Exercise description →
Retype every entry word for word. Omit the pictures.

-.-.-

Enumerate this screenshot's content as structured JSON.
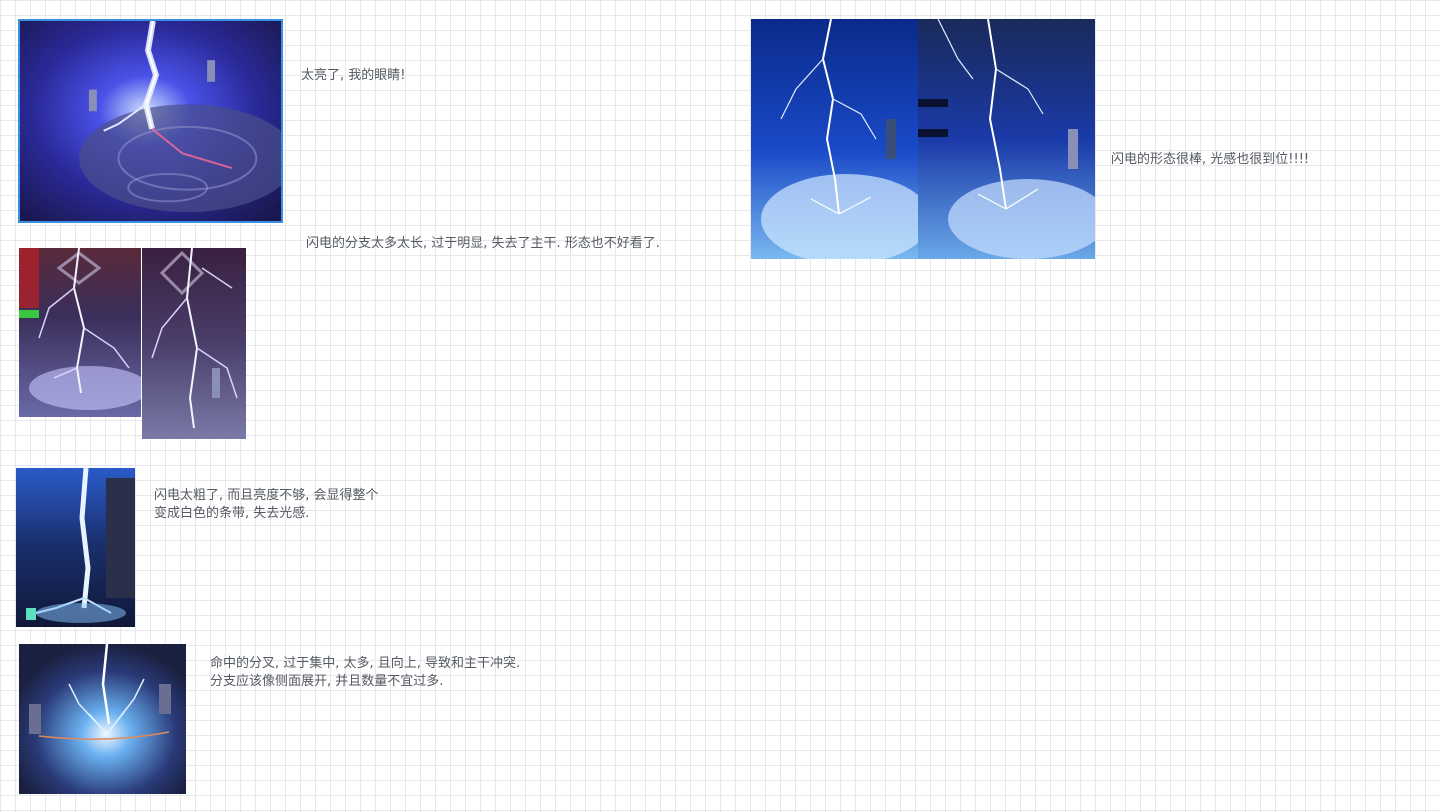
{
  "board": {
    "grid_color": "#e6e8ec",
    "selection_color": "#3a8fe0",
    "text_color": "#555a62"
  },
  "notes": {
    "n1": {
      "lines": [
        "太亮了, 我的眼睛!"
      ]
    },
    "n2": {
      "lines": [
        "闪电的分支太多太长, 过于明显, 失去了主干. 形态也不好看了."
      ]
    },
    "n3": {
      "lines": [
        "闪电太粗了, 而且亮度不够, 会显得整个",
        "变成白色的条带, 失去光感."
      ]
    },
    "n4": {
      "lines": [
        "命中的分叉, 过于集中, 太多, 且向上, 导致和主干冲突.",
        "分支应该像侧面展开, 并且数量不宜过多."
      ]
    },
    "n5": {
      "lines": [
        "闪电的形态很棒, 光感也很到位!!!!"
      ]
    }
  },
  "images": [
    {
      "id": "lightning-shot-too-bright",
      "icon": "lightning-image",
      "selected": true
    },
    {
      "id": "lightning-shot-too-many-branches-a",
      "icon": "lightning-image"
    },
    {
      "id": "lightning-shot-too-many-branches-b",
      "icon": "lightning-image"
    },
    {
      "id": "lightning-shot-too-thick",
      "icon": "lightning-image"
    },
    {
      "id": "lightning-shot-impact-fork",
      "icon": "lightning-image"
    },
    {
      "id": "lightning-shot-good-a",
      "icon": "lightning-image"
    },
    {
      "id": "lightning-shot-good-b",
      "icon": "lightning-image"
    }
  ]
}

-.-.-

Exercise answer →
Enumerate this screenshot's content as structured JSON.
{
  "board": {
    "grid_color": "#e6e8ec",
    "selection_color": "#3a8fe0",
    "text_color": "#555a62"
  },
  "notes": {
    "n1": {
      "lines": [
        "太亮了, 我的眼睛!"
      ]
    },
    "n2": {
      "lines": [
        "闪电的分支太多太长, 过于明显, 失去了主干. 形态也不好看了."
      ]
    },
    "n3": {
      "lines": [
        "闪电太粗了, 而且亮度不够, 会显得整个",
        "变成白色的条带, 失去光感."
      ]
    },
    "n4": {
      "lines": [
        "命中的分叉, 过于集中, 太多, 且向上, 导致和主干冲突.",
        "分支应该像侧面展开, 并且数量不宜过多."
      ]
    },
    "n5": {
      "lines": [
        "闪电的形态很棒, 光感也很到位!!!!"
      ]
    }
  },
  "images": [
    {
      "id": "lightning-shot-too-bright",
      "icon": "lightning-image",
      "selected": true
    },
    {
      "id": "lightning-shot-too-many-branches-a",
      "icon": "lightning-image"
    },
    {
      "id": "lightning-shot-too-many-branches-b",
      "icon": "lightning-image"
    },
    {
      "id": "lightning-shot-too-thick",
      "icon": "lightning-image"
    },
    {
      "id": "lightning-shot-impact-fork",
      "icon": "lightning-image"
    },
    {
      "id": "lightning-shot-good-a",
      "icon": "lightning-image"
    },
    {
      "id": "lightning-shot-good-b",
      "icon": "lightning-image"
    }
  ]
}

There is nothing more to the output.